Professor Grace Muna and her team of students researchers have published another research article in the research journal Electroanalysis. This manuscript, Electrochemical Detection of Steroid Hormones Using a Nickel-Modifies Glassy Carbon Elecrode (click link for abstract) is the result of two years of work from a variety of students working at different times. Her team includes biochemistry students Michael Partridge (2014 graduate), Hala Sirhan (2014 graduate), Nigel Guerra; biology major Holly Garner; and high-school student Bridget VerVaet (2014 high school graduate). Muna and her students have demonstrated that their method for detecting steroidal hormones is not just a proof-of-concept example, but suitable for practical applications such as river water analysis. Congratulations to Muna and the many students who have worked with her!
Monday, October 13, 2014
This past summer several students enjoyed the opportunity to research with Professor Anderson. Biochemistry majors Krista Schilling, Letty Black, Jose Zelaya, and Daniel Chupp worked on cloning the genes for arsenite oxidase so that eventually enough enzyme could be produced artificially (rather than in the native organism) for structure/function studies. This research combined molecular biology, microbiology, and biochemistry techniques as well as classic column chromatography. The plan was to isolate the three genes from Alcaligenes and place them into E. coli (using Gateway Topo-A cloning) to direct E. coli to synthesize the enzyme on demand. Anderson anticipated plenty of pitfalls because of the large size of the gene and the several unusual cofactors in the protein and remarks that it was a perfect project for introducing students to research because of its challenges and trouble-shooting opportunities. Now that the summer has passed, here is what Krista Schilling (pictured) has to say about the experience:

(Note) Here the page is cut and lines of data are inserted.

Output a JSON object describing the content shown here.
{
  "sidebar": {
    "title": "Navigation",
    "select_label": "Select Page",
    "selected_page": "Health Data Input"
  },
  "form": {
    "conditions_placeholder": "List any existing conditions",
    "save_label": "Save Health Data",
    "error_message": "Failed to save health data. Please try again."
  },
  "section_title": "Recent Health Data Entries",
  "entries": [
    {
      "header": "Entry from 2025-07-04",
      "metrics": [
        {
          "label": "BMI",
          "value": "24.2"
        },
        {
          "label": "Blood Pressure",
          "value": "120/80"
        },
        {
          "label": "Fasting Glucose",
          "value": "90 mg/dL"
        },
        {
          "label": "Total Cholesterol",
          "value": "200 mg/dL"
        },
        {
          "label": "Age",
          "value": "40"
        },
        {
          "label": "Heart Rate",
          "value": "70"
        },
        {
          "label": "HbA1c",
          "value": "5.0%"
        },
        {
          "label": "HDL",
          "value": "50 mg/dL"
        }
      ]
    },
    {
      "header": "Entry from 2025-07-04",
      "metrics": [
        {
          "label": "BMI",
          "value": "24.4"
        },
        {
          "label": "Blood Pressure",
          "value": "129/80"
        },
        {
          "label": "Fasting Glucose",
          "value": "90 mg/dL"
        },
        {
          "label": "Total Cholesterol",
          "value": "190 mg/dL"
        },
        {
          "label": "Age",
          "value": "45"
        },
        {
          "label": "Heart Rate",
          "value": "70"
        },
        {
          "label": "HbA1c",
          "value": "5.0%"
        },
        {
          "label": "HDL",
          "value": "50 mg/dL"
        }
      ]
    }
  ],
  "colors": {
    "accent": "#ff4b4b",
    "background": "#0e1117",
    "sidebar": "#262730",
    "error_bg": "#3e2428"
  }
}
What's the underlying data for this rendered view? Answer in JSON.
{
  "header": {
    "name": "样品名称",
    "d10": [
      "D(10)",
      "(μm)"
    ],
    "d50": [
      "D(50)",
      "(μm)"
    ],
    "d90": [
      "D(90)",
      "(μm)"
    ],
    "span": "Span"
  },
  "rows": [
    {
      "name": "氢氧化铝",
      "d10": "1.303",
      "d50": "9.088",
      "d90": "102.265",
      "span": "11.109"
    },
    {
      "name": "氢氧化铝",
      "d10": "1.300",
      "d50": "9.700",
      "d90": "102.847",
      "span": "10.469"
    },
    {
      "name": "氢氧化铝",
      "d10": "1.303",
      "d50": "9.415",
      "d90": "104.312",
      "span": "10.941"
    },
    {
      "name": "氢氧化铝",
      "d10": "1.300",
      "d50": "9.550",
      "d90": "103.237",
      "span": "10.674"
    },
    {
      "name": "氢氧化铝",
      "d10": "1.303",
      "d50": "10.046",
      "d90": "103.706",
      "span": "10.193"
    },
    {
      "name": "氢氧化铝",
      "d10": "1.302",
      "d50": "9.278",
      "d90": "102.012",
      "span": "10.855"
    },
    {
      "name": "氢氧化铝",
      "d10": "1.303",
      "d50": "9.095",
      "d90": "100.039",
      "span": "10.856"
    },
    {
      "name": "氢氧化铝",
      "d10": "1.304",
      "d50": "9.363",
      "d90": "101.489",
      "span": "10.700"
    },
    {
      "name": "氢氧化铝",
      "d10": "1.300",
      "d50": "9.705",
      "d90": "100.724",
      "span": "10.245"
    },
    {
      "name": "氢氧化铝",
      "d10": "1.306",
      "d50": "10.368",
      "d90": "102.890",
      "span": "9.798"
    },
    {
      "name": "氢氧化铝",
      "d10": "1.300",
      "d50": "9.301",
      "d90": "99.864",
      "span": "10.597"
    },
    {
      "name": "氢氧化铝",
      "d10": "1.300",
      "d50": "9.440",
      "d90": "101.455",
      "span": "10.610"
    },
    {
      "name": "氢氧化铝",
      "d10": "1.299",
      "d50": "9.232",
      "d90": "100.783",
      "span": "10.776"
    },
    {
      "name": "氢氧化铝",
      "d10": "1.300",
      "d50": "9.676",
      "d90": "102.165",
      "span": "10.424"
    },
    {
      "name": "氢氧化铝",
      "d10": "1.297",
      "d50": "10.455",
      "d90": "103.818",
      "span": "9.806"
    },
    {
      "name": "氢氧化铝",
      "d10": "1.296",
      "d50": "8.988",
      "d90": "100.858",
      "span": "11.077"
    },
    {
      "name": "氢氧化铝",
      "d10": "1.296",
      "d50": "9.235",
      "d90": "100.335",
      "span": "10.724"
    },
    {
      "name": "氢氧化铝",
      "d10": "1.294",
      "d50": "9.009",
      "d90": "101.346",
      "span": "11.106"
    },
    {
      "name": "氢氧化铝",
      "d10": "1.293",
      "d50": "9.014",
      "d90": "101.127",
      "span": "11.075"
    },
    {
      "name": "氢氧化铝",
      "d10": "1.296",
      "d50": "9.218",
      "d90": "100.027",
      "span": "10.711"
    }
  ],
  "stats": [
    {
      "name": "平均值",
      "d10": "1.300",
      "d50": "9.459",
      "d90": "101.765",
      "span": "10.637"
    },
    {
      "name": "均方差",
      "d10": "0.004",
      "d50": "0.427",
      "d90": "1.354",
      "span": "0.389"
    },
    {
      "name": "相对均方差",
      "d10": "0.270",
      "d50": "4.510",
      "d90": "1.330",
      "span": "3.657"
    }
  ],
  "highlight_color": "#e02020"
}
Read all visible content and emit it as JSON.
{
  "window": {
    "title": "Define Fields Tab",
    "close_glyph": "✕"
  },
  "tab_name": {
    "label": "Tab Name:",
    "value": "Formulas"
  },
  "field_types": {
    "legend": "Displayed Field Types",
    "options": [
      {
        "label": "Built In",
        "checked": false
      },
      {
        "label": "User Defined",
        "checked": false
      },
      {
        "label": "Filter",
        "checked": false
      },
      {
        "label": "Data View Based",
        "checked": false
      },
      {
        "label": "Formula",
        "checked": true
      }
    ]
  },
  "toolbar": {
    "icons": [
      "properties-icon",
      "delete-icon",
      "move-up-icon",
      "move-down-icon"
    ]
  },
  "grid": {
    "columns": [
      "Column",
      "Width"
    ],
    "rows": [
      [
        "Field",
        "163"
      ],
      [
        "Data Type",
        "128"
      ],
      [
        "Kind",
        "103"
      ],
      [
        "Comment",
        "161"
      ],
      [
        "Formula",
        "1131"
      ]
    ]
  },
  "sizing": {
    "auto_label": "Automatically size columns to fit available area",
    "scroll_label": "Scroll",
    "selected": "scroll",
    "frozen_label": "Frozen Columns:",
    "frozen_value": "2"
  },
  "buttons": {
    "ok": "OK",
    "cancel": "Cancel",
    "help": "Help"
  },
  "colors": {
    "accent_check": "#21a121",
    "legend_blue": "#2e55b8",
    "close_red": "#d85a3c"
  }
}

"Undergraduate research gave me the opportunity to really work with the science I'd been learning in my classes. I was able to use techniques I'd learned in class labs and more importantly I learned many things you just don't come in contact with unless you participate in this sort of independent, active learning. My favorite part was having to really figure things out to make our experiments work - I felt so invested in the outcome and very proud when I was able to contribute meaningfully to problem-solving. Having worked on a project like this makes me feel capable and ready to tackle harder upper-level classes and to pursue my long-term goals in science."
We look forward to the possibility of a Spring presentation at our campus's annual Undergraduate Research Conference. If you are interested in working on a research project, please contact one of the professors in our department.
Tuesday, October 7, 2014
The department's first two biochemistry degrees were awarded in 2007 after Professor Gretchen Anderson developed this bachelor of science program. Since then there has been only growth and it is now larger than the chemistry program. About 40 current students have declared biochemistry as their major and last semester ten of these students made the deans' list.
There is now so much interest in biochemistry that this fall the first semester lecture (CHEM C484) holds a class of 37 students and the laboratory class (CHEM C486) had to be offered as two sections. This was only possible due to visiting professor Jake Plummer who is now teaching the lecture course so that Anderson can teach both sections of the laboratory. With Anderson as the only permanent full-time biochemist, the biochemistry major is not sustainable as the rigorous and preparatory program to which our students are accustomed. Fortunately the university has given our department permission to hire a new faculty member as a second biochemistry professor. This position will also us to better accommodate students in the classroom, but also open new avenues for student research. The ad is posted in several places - here is a post in HigherEdJobs.